He suggested that a service provider should install servers to act as a bridge to Skype where users give the service provider their Skype logins. The reason this is not common is because of cost. To bridge to open-standards based VoIP, particularly SIP, is easy. The protocols are known, and there are many choices for implementations to deploy. Skype, on the other hand, is proprietary and there is only one source for an implementation, Skype. It is far more resource intensive and complex to setup “hosted Skype”.
A modern server can support thousands (or hundreds of thousands, perhaps millions) of SIP accounts, and it is easy to manage such configurations using off-the-shelf solutions. Contrast that to Skype, where running “hosted Skype” requires all kinds of hacks. One has to run instances of the normal Skype client with some kind of hacks to a PBX or SIP or other open system. How many hacked Skype instances can you run on one server? Are you managing these in a pile of virtual machines? Is each VM running Windows? If so, that means expensive Microsoft licenses per virtual machine. This is ugly and complex, which translates to expensive to setup and operate.
Mobivox and Fring must be deploying such hacks – and it must be expensive and complex operationally for them to do so.
And that’s why “hosted Skype” is not common. If Skype had a published interface (we call them protocols) to interface at the network level, we would see third-party code that could be used on the platform(s) of the operator’s choice. The Skype protocol might still turn out to be more expensive to operate per user (have more overhead) for the operator than standards-based options, but it would be far less expensive than the hacks required today to deploy “hosted Skype”.
Even if Skype offered “black box” (closed) modules with APIs for a server environment, it would be better than the situation we have today. Instead, today we have to work with Skype clients intended to interact with humans, with limited APIs, that have to be “faked” into data center mode – we have no “dark data center” human-free Skype modules to work with.
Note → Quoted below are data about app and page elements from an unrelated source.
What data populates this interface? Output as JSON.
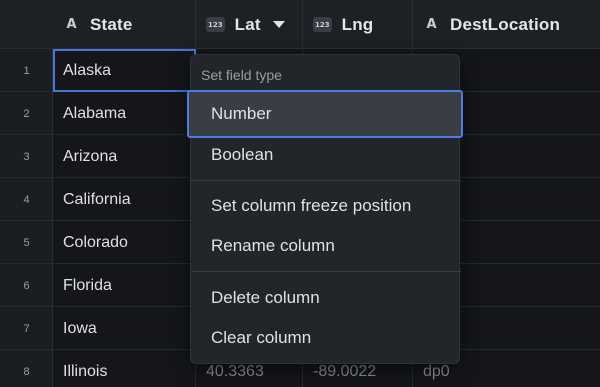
{
  "columns": [
    {
      "name": "State",
      "type_icon": "text-type-icon",
      "type_label": "A"
    },
    {
      "name": "Lat",
      "type_icon": "number-type-icon",
      "type_label": "123"
    },
    {
      "name": "Lng",
      "type_icon": "number-type-icon",
      "type_label": "123"
    },
    {
      "name": "DestLocation",
      "type_icon": "text-type-icon",
      "type_label": "A"
    }
  ],
  "rows": [
    {
      "num": "1",
      "state": "Alaska",
      "lat": "",
      "lng": "",
      "dest": ""
    },
    {
      "num": "2",
      "state": "Alabama",
      "lat": "",
      "lng": "",
      "dest": ""
    },
    {
      "num": "3",
      "state": "Arizona",
      "lat": "",
      "lng": "",
      "dest": ""
    },
    {
      "num": "4",
      "state": "California",
      "lat": "",
      "lng": "",
      "dest": ""
    },
    {
      "num": "5",
      "state": "Colorado",
      "lat": "",
      "lng": "",
      "dest": ""
    },
    {
      "num": "6",
      "state": "Florida",
      "lat": "",
      "lng": "",
      "dest": ""
    },
    {
      "num": "7",
      "state": "Iowa",
      "lat": "",
      "lng": "",
      "dest": ""
    },
    {
      "num": "8",
      "state": "Illinois",
      "lat": "40.3363",
      "lng": "-89.0022",
      "dest": "dp0"
    }
  ],
  "context_menu": {
    "header": "Set field type",
    "items": {
      "number": "Number",
      "boolean": "Boolean",
      "freeze": "Set column freeze position",
      "rename": "Rename column",
      "delete": "Delete column",
      "clear": "Clear column"
    }
  },
  "colors": {
    "accent": "#4a74d6",
    "background": "#141619",
    "menu_bg": "#22252a"
  }
}
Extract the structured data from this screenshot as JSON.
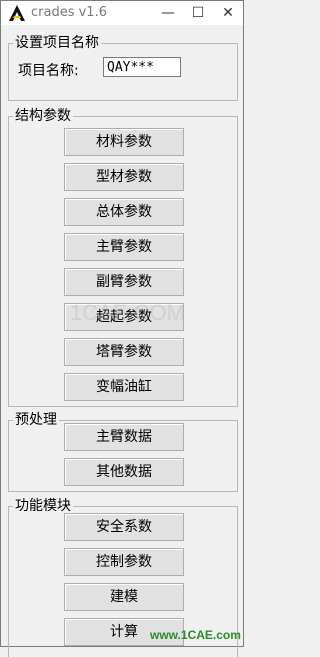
{
  "window": {
    "title": "crades v1.6",
    "min": "—",
    "max": "☐",
    "close": "✕"
  },
  "project": {
    "group_title": "设置项目名称",
    "label": "项目名称:",
    "value": "QAY***"
  },
  "structure": {
    "group_title": "结构参数",
    "buttons": [
      "材料参数",
      "型材参数",
      "总体参数",
      "主臂参数",
      "副臂参数",
      "超起参数",
      "塔臂参数",
      "变幅油缸"
    ]
  },
  "preprocess": {
    "group_title": "预处理",
    "buttons": [
      "主臂数据",
      "其他数据"
    ]
  },
  "modules": {
    "group_title": "功能模块",
    "buttons": [
      "安全系数",
      "控制参数",
      "建模",
      "计算"
    ]
  },
  "watermark": {
    "text": "www.1CAE.com",
    "logo": "1CAE.COM"
  },
  "colors": {
    "watermark": "#2a8c2a",
    "button_bg": "#e1e1e1",
    "window_bg": "#f0f0f0"
  }
}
So don’t blame the operators and service providers – blame the cause of the situation SKYPE! Skype needs to provide “data center” solutions if you expect more operators and service providers to deploy “hosted Skype” services.